(Exercise brief) Tally the lines below containing "true" and report only the total.

Data records:
>>>
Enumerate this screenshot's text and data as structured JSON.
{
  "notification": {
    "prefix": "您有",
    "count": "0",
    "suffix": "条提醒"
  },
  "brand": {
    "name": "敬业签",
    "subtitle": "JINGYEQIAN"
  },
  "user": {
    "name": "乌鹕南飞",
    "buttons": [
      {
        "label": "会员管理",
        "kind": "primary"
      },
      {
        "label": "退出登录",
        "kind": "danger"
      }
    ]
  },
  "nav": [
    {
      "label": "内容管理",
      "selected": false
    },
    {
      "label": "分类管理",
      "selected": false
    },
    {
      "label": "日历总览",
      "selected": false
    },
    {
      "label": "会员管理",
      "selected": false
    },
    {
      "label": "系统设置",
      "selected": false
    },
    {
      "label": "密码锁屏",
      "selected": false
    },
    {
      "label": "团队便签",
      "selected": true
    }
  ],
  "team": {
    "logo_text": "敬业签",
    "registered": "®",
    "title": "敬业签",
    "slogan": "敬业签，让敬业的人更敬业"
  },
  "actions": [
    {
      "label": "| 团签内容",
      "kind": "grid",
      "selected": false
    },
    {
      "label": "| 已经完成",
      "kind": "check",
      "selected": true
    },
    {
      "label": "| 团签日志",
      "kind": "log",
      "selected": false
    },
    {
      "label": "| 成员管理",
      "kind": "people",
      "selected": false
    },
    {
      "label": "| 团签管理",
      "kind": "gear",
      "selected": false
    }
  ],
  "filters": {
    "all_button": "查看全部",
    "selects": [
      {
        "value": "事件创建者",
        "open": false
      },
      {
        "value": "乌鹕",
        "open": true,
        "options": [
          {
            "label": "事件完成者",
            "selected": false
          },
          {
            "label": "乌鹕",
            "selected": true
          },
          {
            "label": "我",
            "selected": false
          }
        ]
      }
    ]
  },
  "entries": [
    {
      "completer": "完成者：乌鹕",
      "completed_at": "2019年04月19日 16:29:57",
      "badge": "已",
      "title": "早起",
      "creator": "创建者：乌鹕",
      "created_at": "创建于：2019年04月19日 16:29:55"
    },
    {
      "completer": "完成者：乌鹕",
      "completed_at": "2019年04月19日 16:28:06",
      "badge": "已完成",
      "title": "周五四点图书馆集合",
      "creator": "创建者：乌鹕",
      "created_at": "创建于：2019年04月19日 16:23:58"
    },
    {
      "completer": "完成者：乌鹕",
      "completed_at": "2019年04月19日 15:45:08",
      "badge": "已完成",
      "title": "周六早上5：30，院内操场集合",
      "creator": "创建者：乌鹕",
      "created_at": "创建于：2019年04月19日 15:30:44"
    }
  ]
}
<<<
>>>
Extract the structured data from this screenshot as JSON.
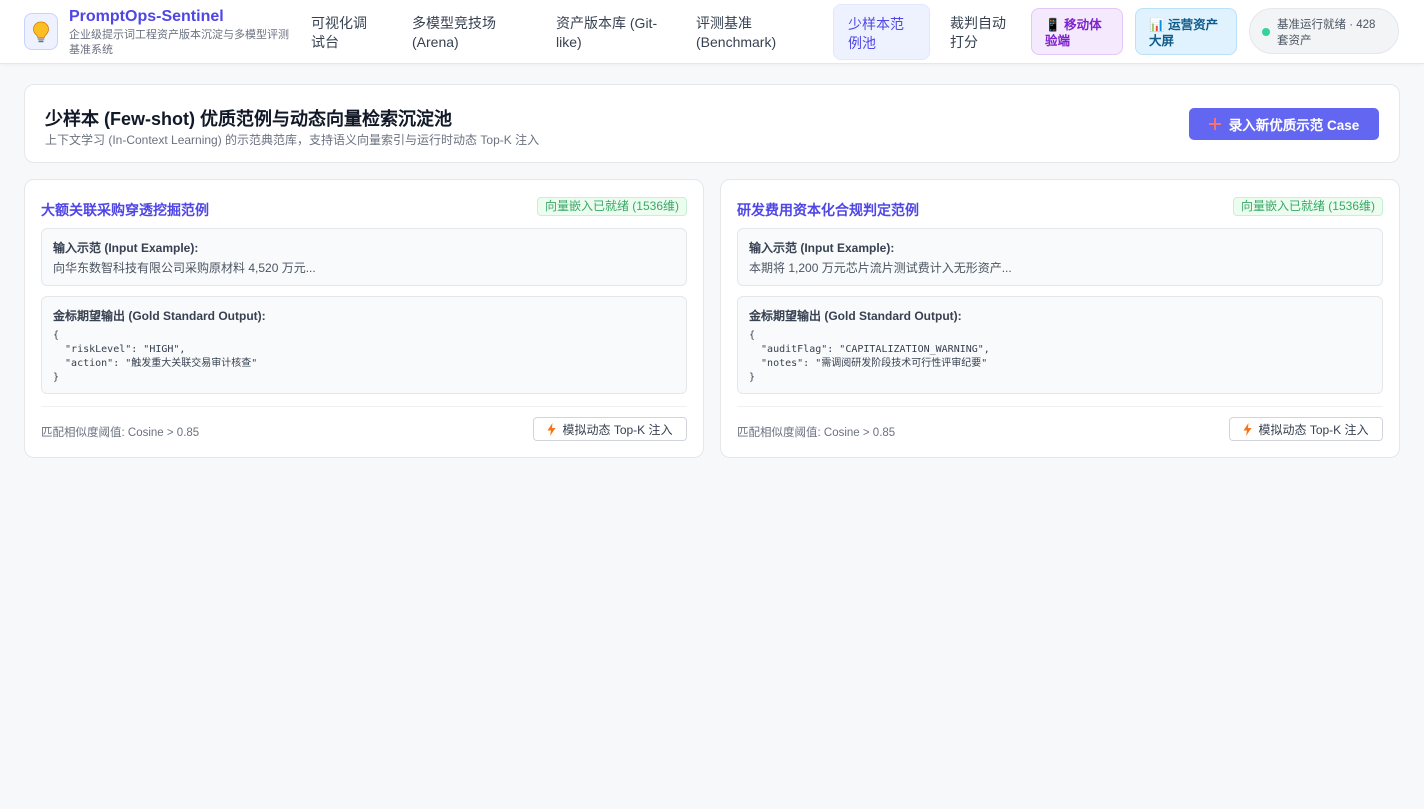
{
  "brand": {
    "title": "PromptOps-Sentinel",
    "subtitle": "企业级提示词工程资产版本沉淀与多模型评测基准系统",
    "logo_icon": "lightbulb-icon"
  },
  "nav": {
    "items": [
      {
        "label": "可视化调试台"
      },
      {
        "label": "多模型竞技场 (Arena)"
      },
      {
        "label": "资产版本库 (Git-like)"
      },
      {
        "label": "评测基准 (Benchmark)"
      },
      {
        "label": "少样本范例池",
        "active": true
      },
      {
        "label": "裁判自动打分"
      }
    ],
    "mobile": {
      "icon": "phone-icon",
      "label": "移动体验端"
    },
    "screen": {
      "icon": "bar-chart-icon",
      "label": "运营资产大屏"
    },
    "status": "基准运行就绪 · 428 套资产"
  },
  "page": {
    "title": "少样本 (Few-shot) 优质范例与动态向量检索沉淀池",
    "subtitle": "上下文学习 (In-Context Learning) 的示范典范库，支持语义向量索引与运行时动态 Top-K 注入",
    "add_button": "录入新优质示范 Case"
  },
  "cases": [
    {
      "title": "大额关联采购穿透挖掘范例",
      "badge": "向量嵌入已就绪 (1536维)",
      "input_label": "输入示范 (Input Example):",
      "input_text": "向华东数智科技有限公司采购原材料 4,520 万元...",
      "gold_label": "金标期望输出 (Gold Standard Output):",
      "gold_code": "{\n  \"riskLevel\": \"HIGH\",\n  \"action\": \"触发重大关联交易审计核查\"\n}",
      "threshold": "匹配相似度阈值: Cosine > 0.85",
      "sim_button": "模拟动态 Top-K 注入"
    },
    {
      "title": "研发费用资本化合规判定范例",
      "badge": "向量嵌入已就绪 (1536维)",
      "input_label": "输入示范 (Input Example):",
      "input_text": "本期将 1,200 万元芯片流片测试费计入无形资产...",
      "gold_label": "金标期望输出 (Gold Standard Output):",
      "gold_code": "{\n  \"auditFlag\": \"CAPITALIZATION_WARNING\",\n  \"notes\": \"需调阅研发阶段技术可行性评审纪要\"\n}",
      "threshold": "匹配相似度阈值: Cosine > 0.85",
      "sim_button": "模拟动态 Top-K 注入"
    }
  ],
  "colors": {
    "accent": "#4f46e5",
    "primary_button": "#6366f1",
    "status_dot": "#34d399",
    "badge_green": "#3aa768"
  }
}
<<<
(Task output) 5